Repeating sections in Nintex Forms are really powerful. To ensure that you’re getting the most out of them and to make your form development easier, here are some best practices to ensure that your work with repeating sections in Nintex Forms is great.
Name Your Controls Well
When a control is added to Nintex Forms, regardless if it's in a repeating table or not, by default it does not have a name. No matter if it's bound to a field, you have all these controls sans name. Be sure to spend some time to give your controls meaningful names because names are easier to work with instead of GUIDs. This will save you some headache if you have workflow integration and/or nested panels.
Nested Panels and Repeating Sections
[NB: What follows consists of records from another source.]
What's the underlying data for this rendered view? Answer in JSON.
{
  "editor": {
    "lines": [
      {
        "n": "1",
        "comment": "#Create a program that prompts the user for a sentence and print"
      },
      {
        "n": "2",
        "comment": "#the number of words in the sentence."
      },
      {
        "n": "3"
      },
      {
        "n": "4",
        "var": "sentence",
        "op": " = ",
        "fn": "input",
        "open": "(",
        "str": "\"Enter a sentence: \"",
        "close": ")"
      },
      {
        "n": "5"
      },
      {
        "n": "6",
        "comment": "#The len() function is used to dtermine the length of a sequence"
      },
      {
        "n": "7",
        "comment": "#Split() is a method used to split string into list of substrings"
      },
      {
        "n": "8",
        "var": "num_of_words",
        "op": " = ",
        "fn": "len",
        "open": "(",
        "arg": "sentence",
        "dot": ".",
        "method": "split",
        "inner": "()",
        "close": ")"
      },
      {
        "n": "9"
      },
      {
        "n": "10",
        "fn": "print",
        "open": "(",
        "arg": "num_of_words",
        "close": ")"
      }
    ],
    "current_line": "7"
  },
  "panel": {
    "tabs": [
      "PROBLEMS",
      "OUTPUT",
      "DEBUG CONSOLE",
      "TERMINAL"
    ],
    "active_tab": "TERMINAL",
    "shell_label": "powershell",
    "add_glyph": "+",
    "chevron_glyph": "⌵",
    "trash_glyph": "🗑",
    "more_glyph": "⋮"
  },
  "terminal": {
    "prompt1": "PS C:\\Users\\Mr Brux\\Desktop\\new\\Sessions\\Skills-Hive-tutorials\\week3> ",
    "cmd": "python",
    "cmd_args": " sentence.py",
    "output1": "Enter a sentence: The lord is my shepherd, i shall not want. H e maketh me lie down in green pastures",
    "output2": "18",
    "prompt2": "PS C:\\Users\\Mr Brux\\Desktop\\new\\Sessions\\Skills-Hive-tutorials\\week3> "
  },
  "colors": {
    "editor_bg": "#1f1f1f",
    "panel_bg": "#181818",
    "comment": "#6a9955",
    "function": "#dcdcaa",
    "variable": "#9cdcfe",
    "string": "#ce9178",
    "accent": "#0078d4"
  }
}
Remember how I said to name your controls well? You better be sure that you name your panels and repeating sections well too.
The Hardest Button to Button (is an HTML Button)
If you're looking to use a button control in a repeating section, you’ll quickly find that you can’t. A workaround is to add a label control to the repeating section, create the button using HTML, edit the HTML source for the label control, and you got yourself a button.
Are you using a workflow with your form? If yes, then keep on reading this section. If no, then that concludes this blog post for you.
Log to history list: That last paragraph was such a conditional statement in a workflow
Dump that XML
You'll find out hard and fast that you cannot connect controls nested in a repeating section to fields in your list. A Repeating section can only be connected to a multiple lines of text field. All of the repeating elements in the form are dumped to this single field. If you have nested panels or repeating sections within your parent repeating section, they'll be dumped to the single field too. This means your workflow needs to do some XML parsing.
Parse that XML
The assumption I'm making in this section is that you're looping through the rows in your repeating section. If I've assumed correctly, keep reading. If I've assumed incorrectly, well you know how the saying goes.
- Query the list and get the XML Dump field and store it in a multiple line of text variable MLOT_XMLDump.
- Use a Query XML action to retrieve the Item node from the XML dump and store it in a collection variable named Collection_Item.
- Add a For each action that'll loop through Collection_Item and stores the result in a multiple line of text variable named MLOT_Item.
- In the loop, add a Query XML action. Have the variable MLOT_Item set up as the XML source. Add as many outputs as you need. Here is where the named fields come full circle. If you didn't have named fields, you'd be dealing with some nasty GUIDs. Instead of pulling your hair out, you can keep your hair because you, dutiful blog reader, named your fields nicely.
In the screen below, you can see that the controls Notes, Quantity, and others are easily retrieved. All I need to do is set the Xpath to be /Item/ControlName. If you have a repeating section within your repeating section, store the result in a multiple line of text variable.
- From here, you can do as you please with the data.
Parse that XML
No this section's title isn't a typo. If you have a repeating section within your repeating section, you'll need to parse that XML on its own. In the last section, I told you that when parsing the XML dump, you'll need to store any nested repeating sections in a multiple lines of text variable.
To make that repeating section consumable and not be raw XML, use a Set Variable action after the XML action in the previous section. Set the multiple line of text variable to equal fn-XmlDecode(your MLOT variable).
After the variable has been XML decoded, add a Query XML and repeat step 4 in the previous section.
If you're repeating section's repeating sections have repeating sections, first of all woah. Secondly, you'd need to repeat this for each nested repeating sections.